Data about app and page elements:
^^^^
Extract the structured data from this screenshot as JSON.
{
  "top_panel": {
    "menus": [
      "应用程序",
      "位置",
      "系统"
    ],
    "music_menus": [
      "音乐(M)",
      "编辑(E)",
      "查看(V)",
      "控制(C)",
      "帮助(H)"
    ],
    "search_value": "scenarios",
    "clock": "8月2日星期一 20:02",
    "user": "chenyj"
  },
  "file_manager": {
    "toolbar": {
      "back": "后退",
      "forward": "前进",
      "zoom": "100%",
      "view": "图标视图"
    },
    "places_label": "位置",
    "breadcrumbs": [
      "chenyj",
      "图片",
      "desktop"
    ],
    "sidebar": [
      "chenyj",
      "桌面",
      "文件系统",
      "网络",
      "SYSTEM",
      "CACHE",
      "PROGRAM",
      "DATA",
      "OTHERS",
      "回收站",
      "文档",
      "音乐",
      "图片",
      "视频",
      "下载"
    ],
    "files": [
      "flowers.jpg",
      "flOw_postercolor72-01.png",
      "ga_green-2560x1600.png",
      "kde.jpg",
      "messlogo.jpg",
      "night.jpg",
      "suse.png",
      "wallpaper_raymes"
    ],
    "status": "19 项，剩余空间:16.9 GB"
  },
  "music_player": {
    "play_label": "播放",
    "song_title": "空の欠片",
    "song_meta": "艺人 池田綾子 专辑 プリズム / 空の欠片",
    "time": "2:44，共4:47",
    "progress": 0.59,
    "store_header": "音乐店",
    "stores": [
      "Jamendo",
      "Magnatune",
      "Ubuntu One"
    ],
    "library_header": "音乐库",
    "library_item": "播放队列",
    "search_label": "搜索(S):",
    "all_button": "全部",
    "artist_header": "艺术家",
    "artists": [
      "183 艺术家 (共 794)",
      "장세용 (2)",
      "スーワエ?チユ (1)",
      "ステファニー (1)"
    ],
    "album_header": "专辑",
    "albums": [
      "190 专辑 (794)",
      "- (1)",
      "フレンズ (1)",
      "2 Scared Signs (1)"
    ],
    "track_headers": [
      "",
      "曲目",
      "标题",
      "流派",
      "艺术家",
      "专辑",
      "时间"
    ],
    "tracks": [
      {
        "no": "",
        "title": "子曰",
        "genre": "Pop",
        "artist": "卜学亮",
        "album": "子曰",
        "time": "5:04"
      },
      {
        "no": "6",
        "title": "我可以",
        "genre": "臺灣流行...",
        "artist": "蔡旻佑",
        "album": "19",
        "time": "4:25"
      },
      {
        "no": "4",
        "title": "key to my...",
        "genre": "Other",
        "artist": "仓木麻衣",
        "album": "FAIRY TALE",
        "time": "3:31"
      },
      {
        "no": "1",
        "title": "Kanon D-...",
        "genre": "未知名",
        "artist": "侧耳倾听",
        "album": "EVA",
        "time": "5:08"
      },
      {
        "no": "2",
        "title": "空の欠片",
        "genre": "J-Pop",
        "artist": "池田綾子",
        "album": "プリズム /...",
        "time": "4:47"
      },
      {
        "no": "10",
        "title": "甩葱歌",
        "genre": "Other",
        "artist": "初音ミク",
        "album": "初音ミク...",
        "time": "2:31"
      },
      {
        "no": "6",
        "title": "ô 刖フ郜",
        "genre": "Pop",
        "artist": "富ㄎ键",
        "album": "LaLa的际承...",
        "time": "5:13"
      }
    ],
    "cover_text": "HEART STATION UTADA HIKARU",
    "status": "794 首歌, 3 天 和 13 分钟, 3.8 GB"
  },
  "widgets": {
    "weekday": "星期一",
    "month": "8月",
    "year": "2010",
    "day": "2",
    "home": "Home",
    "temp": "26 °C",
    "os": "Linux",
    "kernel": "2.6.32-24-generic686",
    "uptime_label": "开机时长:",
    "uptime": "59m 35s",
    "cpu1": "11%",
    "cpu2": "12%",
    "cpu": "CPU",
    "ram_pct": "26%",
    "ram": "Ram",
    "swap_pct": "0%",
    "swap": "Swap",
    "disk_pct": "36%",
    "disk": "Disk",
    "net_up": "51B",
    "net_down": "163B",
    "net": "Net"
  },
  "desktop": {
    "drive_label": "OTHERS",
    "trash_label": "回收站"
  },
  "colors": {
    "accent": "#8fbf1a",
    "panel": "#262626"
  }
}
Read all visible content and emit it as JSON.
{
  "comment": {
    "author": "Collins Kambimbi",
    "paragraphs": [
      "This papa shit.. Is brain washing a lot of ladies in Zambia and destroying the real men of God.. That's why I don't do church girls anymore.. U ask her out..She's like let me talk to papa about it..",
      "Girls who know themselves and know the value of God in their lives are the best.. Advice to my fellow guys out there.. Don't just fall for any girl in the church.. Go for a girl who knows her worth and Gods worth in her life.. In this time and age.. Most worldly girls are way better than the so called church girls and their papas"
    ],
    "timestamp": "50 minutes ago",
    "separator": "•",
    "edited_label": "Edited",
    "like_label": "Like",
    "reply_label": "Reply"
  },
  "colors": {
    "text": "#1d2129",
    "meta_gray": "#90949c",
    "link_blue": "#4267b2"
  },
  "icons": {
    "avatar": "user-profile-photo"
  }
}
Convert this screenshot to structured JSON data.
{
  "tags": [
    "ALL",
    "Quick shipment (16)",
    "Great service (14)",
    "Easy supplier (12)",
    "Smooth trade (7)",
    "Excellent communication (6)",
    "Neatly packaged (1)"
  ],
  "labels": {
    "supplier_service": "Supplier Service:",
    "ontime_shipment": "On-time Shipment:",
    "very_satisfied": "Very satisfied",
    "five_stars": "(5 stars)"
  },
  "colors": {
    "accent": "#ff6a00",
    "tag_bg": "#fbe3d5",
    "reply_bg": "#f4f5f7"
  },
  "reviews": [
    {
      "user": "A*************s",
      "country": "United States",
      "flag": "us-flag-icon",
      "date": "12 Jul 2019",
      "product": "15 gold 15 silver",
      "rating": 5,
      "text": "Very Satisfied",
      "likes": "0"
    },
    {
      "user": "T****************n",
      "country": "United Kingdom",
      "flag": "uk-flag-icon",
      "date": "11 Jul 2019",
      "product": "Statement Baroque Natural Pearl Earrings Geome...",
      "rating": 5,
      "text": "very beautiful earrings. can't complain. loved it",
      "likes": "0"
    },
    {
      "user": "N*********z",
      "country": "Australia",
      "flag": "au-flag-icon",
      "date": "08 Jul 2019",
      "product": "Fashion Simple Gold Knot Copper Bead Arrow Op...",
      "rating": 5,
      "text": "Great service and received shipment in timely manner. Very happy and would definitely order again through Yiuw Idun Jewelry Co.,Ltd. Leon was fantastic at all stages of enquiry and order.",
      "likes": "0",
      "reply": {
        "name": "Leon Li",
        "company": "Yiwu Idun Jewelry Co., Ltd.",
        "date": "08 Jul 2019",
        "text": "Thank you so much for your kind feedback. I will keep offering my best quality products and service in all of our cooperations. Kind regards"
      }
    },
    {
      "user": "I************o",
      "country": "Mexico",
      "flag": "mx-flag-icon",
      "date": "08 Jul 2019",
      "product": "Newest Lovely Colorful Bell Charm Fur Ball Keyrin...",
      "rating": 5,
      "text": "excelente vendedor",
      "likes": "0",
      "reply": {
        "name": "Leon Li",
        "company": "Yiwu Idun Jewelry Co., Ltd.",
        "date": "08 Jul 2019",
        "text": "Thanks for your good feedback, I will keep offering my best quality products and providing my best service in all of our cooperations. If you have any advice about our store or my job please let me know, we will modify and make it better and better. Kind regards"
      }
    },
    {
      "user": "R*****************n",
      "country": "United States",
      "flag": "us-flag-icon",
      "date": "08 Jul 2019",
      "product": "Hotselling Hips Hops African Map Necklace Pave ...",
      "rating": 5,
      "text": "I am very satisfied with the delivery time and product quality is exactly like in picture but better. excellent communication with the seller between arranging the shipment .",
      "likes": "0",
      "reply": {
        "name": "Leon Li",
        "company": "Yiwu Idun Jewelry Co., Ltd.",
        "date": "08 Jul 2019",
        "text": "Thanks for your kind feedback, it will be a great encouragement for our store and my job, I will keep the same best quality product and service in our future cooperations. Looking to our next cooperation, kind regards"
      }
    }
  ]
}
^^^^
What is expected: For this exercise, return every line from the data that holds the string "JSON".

Your response:
Extract the structured data from this screenshot as JSON.
Read all visible content and emit it as JSON.
Convert this screenshot to structured JSON data.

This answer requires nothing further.